ThaiBev buys majority stake in Vietnam’s biggest brewer for $4.8B

ThaiBev took a majority stake worth $4.8 billion in Vietnam’s largest brewer, Sabeco, at a highly-anticipated auction on Monday for shares of the state-owned beer behemoth.

By? Agence France-Presse

ThaiBev took a majority stake worth $4.8 billion in Vietnam’s largest brewer, Sabeco, at a highly-anticipated auction on Monday for shares of the state-owned beer behemoth.

Through its domestic unit Vietnam Beverage, Thai Beverage was the only company to bid for 343.662 million shares, or a 53.59 percent stake, in the company, the Ministry of Industry and Trade said earlier.

An unnamed domestic individual also bid on 20,000 shares, it added. They were the only two investors listed.

The Ho Chi Minh City Stock Exchange confirmed in a report after the sale Monday the sole investors were “successful” in their bids.

Sabeco, the country’s largest brewer which produces the popular Saigon Special and 333, announced late last month it would sell off a nearly 54 percent stake in the company for $14.10 per share, and that foreign ownership would be capped at 49 percent. The company is already 10 percent foreign-owned.

The majority of ThaiBev’s recently-established Vietnam Beverage is domestically owned, and it is considered a local company.

Analysts said the share price, foreign ownership cap and a short time span likely turned off potential international bidders who were given less than three weeks to conduct due diligence.

The Vietnamese government may have also tapped ThaiBev for the sale, said Kevin Snowball, CEO of PXP Vietnam Asset Management in Ho Chi Minh City.

“I think that they preferred ThaiBev, I don’t think it was a particularly open auction,” he told AFP.

Sabeco shares closed at $13.60 Monday, down slightly from earlier in the day.

The much-delayed sale comes as Vietnam’s cash-strapped government is seeking to raise funds by “equitising” hundreds of state-owned enterprises — its term for privatisation — including its crown-jewel beer makers.

Though the country has seen solid economic growth of more than five percent annually over the past five years, public debts have soared to close to 65 percent, the maximum allowed by by law.

The government’s equitisation plans have been long delayed and have not garnered the interest or funds hoped for.

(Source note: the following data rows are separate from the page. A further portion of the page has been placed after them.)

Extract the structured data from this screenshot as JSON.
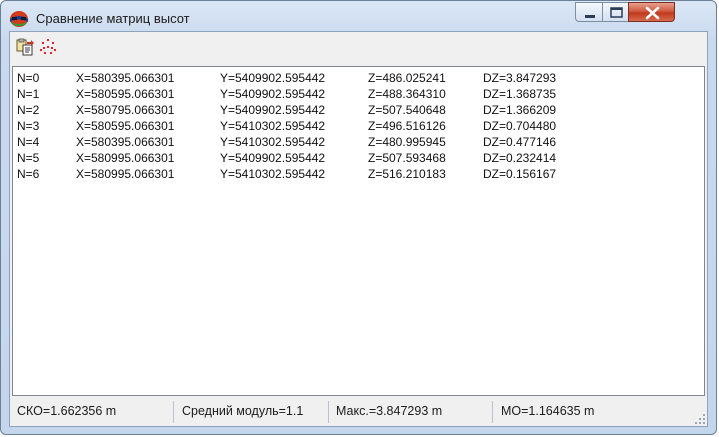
{
  "window": {
    "title": "Сравнение матриц высот"
  },
  "toolbar": {
    "buttons": [
      {
        "icon": "copy-to-clipboard-icon"
      },
      {
        "icon": "points-icon"
      }
    ]
  },
  "list": {
    "rows": [
      {
        "n": "N=0",
        "x": "X=580395.066301",
        "y": "Y=5409902.595442",
        "z": "Z=486.025241",
        "dz": "DZ=3.847293"
      },
      {
        "n": "N=1",
        "x": "X=580595.066301",
        "y": "Y=5409902.595442",
        "z": "Z=488.364310",
        "dz": "DZ=1.368735"
      },
      {
        "n": "N=2",
        "x": "X=580795.066301",
        "y": "Y=5409902.595442",
        "z": "Z=507.540648",
        "dz": "DZ=1.366209"
      },
      {
        "n": "N=3",
        "x": "X=580595.066301",
        "y": "Y=5410302.595442",
        "z": "Z=496.516126",
        "dz": "DZ=0.704480"
      },
      {
        "n": "N=4",
        "x": "X=580395.066301",
        "y": "Y=5410302.595442",
        "z": "Z=480.995945",
        "dz": "DZ=0.477146"
      },
      {
        "n": "N=5",
        "x": "X=580995.066301",
        "y": "Y=5409902.595442",
        "z": "Z=507.593468",
        "dz": "DZ=0.232414"
      },
      {
        "n": "N=6",
        "x": "X=580995.066301",
        "y": "Y=5410302.595442",
        "z": "Z=516.210183",
        "dz": "DZ=0.156167"
      }
    ]
  },
  "status": {
    "sko": "СКО=1.662356 m",
    "mean_abs": "Средний модуль=1.1",
    "max": "Макс.=3.847293 m",
    "mo": "МО=1.164635 m"
  }
}
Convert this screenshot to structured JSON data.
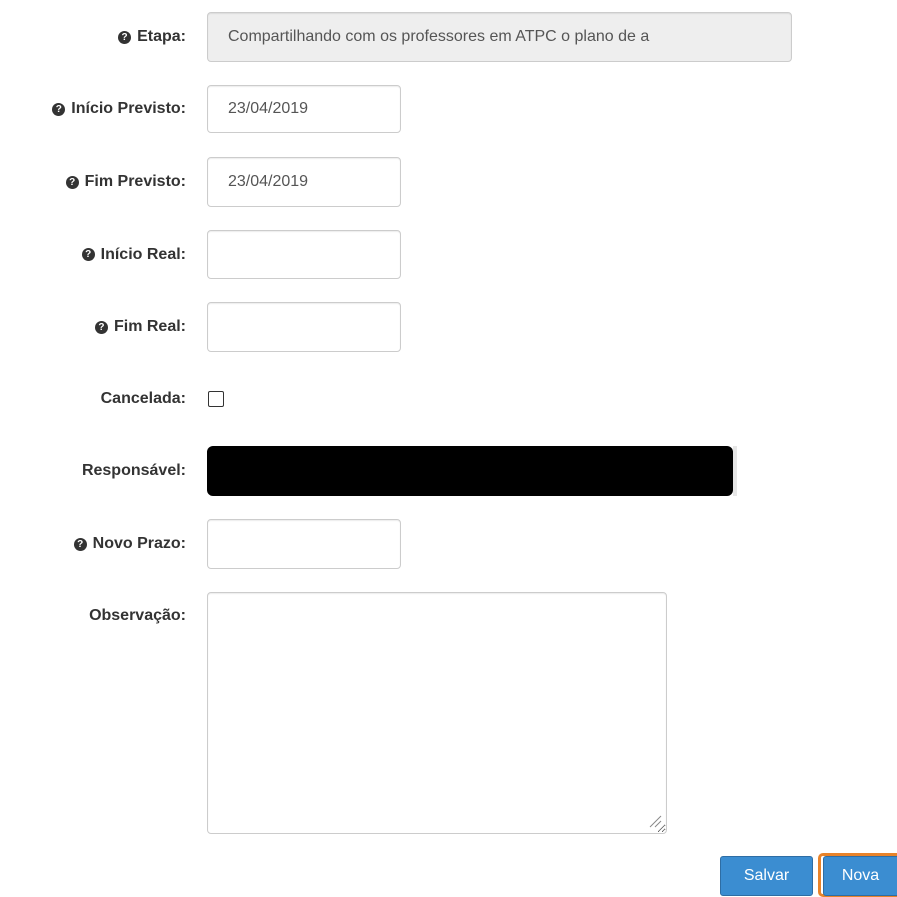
{
  "form": {
    "etapa": {
      "label": "Etapa:",
      "value": "Compartilhando com os professores em ATPC o plano de a"
    },
    "inicio_previsto": {
      "label": "Início Previsto:",
      "value": "23/04/2019"
    },
    "fim_previsto": {
      "label": "Fim Previsto:",
      "value": "23/04/2019"
    },
    "inicio_real": {
      "label": "Início Real:",
      "value": ""
    },
    "fim_real": {
      "label": "Fim Real:",
      "value": ""
    },
    "cancelada": {
      "label": "Cancelada:",
      "checked": false
    },
    "responsavel": {
      "label": "Responsável:"
    },
    "novo_prazo": {
      "label": "Novo Prazo:",
      "value": ""
    },
    "observacao": {
      "label": "Observação:",
      "value": ""
    }
  },
  "actions": {
    "save_label": "Salvar",
    "new_label": "Nova"
  },
  "icons": {
    "help": "question-circle-icon"
  },
  "colors": {
    "primary_button": "#3b8dd1",
    "focus_ring": "#e8832a",
    "readonly_bg": "#eeeeee"
  }
}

“I don’t think that the privatisation of SOEs are proving to be the main area of interest in this market,” said Snowball.

 

Leave a Comment

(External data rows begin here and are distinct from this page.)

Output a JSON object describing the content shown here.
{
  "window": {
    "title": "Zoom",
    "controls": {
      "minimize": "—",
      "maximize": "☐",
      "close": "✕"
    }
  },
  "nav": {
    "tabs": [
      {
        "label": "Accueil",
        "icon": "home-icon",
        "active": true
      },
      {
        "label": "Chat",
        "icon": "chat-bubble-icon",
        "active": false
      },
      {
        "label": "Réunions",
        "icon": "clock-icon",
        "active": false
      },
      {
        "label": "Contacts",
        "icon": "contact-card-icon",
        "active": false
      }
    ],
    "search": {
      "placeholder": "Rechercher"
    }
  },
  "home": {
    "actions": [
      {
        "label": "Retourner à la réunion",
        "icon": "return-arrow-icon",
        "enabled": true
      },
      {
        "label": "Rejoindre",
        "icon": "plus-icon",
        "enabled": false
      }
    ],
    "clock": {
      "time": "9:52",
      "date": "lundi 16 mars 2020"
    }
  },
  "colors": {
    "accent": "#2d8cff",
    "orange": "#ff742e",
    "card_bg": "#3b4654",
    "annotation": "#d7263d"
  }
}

This site uses Akismet to reduce spam. Learn how your comment data is processed.